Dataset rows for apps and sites
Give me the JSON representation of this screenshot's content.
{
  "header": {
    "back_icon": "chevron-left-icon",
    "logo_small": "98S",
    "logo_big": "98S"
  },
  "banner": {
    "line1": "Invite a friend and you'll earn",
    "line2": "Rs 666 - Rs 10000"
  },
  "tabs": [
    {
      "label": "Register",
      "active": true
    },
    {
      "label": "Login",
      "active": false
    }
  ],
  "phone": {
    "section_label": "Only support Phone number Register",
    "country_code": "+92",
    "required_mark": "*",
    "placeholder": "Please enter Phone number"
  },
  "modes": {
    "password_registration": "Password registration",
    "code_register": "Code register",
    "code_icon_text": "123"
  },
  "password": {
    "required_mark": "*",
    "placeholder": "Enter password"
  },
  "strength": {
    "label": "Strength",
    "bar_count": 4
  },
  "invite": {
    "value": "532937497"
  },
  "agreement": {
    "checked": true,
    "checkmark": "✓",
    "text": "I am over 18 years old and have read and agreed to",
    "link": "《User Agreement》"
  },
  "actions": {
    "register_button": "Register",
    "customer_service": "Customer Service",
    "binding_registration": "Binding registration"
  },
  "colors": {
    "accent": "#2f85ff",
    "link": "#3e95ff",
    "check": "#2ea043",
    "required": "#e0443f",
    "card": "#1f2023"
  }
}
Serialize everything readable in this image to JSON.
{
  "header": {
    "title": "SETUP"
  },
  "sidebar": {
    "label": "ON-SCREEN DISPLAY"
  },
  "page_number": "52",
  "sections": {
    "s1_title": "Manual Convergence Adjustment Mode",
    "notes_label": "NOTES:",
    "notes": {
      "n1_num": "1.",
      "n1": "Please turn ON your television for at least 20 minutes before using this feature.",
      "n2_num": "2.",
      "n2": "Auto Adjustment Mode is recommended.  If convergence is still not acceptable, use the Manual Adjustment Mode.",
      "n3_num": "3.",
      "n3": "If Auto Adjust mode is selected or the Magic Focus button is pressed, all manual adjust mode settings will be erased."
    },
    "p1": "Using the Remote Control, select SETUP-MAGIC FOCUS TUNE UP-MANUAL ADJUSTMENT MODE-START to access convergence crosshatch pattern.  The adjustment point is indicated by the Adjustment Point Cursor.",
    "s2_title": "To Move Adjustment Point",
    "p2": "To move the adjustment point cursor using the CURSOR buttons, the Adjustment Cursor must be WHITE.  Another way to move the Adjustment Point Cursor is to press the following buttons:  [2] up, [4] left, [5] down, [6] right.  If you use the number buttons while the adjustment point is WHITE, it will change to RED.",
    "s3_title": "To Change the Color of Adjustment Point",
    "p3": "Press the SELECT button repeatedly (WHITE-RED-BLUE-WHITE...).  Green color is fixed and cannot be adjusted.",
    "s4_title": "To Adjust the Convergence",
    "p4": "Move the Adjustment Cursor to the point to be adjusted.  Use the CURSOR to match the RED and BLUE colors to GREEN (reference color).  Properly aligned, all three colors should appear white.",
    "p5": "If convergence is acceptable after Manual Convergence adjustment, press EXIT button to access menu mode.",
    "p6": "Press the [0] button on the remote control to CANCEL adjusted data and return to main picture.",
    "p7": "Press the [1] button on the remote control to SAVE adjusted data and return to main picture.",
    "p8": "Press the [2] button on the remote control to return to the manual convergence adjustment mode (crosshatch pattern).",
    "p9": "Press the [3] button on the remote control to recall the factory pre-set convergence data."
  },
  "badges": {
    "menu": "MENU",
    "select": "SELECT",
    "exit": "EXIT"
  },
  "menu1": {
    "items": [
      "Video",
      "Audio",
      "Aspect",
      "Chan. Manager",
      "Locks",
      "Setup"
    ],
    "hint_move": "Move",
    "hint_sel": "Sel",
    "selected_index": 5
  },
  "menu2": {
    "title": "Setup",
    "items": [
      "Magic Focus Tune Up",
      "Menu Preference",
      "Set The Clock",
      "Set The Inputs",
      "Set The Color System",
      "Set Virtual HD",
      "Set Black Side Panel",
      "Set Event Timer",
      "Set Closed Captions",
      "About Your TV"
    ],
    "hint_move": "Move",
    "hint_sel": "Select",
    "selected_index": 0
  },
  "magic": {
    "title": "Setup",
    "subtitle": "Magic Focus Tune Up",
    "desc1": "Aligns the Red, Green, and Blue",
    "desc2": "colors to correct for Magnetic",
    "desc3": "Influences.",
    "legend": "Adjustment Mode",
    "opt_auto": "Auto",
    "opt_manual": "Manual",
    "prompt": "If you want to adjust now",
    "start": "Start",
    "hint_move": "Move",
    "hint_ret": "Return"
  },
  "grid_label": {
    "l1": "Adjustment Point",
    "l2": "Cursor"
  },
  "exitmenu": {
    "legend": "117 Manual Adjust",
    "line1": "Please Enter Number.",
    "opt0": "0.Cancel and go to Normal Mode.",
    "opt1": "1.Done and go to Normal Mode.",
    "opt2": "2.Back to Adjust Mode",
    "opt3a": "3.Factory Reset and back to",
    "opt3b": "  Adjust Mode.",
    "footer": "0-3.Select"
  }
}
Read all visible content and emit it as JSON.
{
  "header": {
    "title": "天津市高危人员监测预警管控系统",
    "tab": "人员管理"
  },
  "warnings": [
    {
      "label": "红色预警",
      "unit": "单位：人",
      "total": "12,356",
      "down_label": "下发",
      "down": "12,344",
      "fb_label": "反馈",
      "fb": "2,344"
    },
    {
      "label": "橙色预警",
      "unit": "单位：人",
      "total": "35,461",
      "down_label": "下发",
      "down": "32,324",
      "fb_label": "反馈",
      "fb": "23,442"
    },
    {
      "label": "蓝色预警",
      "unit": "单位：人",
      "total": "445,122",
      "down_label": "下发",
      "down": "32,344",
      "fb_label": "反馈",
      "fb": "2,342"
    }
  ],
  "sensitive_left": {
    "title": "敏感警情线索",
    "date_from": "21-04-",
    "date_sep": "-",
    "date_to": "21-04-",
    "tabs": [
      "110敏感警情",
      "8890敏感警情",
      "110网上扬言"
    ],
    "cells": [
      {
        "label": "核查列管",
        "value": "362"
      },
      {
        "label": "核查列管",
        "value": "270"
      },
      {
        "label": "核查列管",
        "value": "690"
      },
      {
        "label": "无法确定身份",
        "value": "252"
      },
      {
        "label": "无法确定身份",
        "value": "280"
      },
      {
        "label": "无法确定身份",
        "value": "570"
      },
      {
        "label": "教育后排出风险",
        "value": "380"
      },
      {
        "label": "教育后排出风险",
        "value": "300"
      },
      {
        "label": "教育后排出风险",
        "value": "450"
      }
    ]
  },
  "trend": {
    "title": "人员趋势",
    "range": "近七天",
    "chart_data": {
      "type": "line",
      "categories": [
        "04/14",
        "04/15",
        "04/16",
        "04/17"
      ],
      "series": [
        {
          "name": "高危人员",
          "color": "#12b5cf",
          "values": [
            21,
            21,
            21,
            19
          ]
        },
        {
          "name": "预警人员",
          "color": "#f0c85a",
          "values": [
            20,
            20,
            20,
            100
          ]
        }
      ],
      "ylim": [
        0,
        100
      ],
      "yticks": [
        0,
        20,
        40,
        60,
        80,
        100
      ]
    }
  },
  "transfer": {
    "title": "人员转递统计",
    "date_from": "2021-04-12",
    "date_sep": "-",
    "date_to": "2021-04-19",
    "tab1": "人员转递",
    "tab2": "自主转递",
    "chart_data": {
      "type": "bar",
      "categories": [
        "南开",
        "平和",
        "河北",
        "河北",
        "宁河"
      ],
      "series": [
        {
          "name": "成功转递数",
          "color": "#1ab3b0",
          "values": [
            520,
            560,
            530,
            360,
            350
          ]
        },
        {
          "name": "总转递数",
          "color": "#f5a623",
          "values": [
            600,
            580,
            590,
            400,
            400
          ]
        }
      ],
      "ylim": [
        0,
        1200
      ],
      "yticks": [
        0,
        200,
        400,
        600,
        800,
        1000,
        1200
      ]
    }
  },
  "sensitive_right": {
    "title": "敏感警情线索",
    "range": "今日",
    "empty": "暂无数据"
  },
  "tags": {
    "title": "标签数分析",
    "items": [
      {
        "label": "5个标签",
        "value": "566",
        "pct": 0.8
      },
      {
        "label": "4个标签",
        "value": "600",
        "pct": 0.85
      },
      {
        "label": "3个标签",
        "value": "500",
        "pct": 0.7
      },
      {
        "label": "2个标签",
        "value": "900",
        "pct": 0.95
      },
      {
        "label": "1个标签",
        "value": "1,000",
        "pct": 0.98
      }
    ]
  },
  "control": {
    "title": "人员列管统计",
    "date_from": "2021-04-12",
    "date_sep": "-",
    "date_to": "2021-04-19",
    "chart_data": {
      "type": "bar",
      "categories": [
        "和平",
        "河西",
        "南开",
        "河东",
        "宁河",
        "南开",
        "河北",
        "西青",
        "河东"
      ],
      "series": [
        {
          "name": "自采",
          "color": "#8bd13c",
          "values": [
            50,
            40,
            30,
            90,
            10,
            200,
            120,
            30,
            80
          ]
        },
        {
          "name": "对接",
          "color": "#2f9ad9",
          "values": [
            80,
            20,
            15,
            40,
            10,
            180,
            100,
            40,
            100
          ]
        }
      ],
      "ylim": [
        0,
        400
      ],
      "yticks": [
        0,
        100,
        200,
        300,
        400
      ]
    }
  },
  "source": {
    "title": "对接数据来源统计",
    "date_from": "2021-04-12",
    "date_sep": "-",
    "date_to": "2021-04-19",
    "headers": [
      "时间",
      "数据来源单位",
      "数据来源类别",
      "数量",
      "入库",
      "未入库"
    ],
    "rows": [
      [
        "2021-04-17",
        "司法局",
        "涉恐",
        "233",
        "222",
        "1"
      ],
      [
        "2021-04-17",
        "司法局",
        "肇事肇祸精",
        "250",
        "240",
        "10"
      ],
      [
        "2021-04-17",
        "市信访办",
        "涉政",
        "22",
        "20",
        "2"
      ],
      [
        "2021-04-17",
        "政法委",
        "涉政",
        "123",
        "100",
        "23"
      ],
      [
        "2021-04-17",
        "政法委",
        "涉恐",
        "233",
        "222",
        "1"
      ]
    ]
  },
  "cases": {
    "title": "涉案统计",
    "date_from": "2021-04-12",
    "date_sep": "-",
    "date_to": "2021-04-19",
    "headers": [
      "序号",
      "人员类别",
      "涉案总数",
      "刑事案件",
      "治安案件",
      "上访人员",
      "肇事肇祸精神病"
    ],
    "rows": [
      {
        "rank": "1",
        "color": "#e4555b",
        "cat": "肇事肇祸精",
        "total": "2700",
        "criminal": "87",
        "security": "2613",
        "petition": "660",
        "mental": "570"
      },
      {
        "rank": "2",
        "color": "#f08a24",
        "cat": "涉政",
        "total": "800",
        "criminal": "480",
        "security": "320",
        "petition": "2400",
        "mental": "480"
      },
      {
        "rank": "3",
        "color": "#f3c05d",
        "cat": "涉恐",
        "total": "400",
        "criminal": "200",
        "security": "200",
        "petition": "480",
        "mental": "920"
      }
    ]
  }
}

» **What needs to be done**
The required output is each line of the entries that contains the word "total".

» **Worked solution**
      "total": "12,356",
      "total": "35,461",
      "total": "445,122",
        "total": "2700",
        "total": "800",
        "total": "400",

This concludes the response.